Wetting of droplet on substrate surface

Dear Axel,

Thank you very much for your reply.

I show my .in file as follws.


there is no additional information and insight in this file. all that i wrote in my previous e-mail still applies.
everything else matter of best practices in MD simulations and choices that you have to make (and possibly defend or justify when publishing your results).

if you pay attention to what i wrote then you should notice that i didn’t say that a small droplet size would be unphysical, but rather that it is quite “physical” (or not unphysical) that such small droplets behave differently than macroscopic drops, that is are more mobile. if there is a common theme in nanotechnology it is that behavior at the nanoscale can be quite different. this kind of system is not a new object to study, so it should be easy to find plenty of publications describing such kind of simulations and what kind of behavior for what size of droplets (and force field parameters) to expect. what my personal opinions and preferences are is in this context is irrelevant.
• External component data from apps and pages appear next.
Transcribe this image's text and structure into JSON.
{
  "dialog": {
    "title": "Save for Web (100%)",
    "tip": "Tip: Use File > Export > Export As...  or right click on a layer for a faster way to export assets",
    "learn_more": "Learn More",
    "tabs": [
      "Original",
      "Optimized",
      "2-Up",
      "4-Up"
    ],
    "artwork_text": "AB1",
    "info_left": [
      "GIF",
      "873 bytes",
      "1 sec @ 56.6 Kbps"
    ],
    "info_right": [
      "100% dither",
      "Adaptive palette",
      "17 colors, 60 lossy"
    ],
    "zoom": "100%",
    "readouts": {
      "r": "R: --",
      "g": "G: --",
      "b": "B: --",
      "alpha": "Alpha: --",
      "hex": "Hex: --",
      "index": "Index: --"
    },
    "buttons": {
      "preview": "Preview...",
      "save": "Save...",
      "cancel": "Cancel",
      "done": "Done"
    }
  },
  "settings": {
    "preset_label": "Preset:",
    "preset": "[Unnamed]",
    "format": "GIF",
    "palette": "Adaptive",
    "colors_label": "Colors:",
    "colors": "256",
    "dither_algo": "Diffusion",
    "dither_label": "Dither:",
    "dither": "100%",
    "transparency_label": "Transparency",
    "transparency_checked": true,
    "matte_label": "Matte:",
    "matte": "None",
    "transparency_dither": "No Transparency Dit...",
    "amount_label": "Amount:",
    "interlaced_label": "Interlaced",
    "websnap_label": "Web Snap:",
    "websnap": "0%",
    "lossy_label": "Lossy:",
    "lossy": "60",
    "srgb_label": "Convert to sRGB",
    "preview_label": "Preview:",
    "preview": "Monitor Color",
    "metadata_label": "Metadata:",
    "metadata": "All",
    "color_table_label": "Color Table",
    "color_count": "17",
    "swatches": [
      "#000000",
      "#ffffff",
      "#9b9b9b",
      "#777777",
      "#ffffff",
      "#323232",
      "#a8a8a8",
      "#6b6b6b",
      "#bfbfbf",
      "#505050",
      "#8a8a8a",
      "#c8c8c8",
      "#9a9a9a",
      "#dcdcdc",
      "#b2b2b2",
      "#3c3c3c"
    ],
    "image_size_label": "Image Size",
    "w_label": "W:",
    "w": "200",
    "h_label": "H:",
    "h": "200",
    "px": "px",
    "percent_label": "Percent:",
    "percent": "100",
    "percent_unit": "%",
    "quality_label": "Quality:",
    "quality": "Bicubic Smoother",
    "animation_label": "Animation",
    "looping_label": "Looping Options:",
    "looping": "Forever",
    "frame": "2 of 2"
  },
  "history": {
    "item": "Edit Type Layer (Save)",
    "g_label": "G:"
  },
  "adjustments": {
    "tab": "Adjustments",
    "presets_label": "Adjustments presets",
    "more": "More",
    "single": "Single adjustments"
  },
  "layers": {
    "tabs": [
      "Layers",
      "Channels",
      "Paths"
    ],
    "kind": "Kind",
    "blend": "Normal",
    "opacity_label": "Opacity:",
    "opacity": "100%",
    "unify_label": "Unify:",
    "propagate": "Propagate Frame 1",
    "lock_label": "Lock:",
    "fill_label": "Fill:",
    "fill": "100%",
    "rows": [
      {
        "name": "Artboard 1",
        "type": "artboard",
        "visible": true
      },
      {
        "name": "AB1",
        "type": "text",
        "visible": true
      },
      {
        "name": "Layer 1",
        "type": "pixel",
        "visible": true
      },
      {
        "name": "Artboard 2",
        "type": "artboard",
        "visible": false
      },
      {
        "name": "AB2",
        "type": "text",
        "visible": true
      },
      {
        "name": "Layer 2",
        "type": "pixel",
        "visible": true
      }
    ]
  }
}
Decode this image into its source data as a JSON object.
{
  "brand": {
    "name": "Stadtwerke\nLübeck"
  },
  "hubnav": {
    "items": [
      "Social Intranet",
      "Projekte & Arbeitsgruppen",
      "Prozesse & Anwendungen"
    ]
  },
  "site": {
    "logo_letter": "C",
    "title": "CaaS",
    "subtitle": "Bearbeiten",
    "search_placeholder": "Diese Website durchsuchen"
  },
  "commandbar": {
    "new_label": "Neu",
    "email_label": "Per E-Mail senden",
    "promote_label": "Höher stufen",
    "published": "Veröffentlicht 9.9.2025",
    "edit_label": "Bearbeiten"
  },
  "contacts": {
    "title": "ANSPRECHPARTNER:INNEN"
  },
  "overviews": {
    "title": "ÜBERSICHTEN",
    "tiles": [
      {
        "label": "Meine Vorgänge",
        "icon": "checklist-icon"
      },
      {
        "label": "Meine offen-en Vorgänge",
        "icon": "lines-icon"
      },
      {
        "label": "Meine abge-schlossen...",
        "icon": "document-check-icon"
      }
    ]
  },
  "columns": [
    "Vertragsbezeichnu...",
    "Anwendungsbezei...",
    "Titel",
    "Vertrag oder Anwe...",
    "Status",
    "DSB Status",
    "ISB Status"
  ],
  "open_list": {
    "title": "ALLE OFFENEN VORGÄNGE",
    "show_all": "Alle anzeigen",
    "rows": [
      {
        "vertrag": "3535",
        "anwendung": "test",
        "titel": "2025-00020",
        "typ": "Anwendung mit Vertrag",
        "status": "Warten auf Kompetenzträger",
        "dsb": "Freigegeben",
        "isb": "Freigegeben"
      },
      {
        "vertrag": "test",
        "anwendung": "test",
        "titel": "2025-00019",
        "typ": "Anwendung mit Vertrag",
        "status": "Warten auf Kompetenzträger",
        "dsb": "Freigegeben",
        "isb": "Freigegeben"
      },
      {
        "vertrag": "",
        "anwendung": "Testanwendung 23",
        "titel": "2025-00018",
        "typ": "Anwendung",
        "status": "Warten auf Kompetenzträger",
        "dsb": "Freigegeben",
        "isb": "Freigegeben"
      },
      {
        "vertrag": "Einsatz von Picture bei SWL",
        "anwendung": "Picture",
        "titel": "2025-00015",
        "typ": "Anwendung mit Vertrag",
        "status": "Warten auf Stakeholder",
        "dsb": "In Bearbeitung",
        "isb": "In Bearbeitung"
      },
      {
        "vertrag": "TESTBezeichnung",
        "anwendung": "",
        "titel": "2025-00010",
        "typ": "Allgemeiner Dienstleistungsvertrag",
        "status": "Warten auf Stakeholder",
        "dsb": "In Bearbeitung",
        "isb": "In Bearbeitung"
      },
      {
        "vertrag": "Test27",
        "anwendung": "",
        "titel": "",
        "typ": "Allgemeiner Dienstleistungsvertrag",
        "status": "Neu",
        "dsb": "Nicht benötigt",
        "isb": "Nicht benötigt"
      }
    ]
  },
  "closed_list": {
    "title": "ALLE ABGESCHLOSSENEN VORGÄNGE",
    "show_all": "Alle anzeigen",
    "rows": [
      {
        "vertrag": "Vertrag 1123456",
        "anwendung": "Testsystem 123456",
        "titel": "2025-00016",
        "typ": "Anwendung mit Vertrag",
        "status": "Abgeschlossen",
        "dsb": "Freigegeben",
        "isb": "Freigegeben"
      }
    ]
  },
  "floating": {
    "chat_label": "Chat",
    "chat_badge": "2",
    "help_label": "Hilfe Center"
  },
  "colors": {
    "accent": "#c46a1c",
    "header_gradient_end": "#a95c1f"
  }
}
Hi Yongji,

Maybe this paper can be useful for your simulation set up (https://pubs.acs.org/doi/abs/10.1021/la304645w). Are you represent a cylindrical droplet or spherical?

In my simulation of the wetting process, the water droplets formed are “stables”, i.e., the contact angle reaches an equilibrium value and oscillates. Could be that the interaction substrate-liquid parameters are stronger, this implies that adsorption energies are higher than cohesive energies and the liquid molecules trend to form a liquid film instead of a droplet. I suggest you review carefully the parameters used for similar systems in the literature.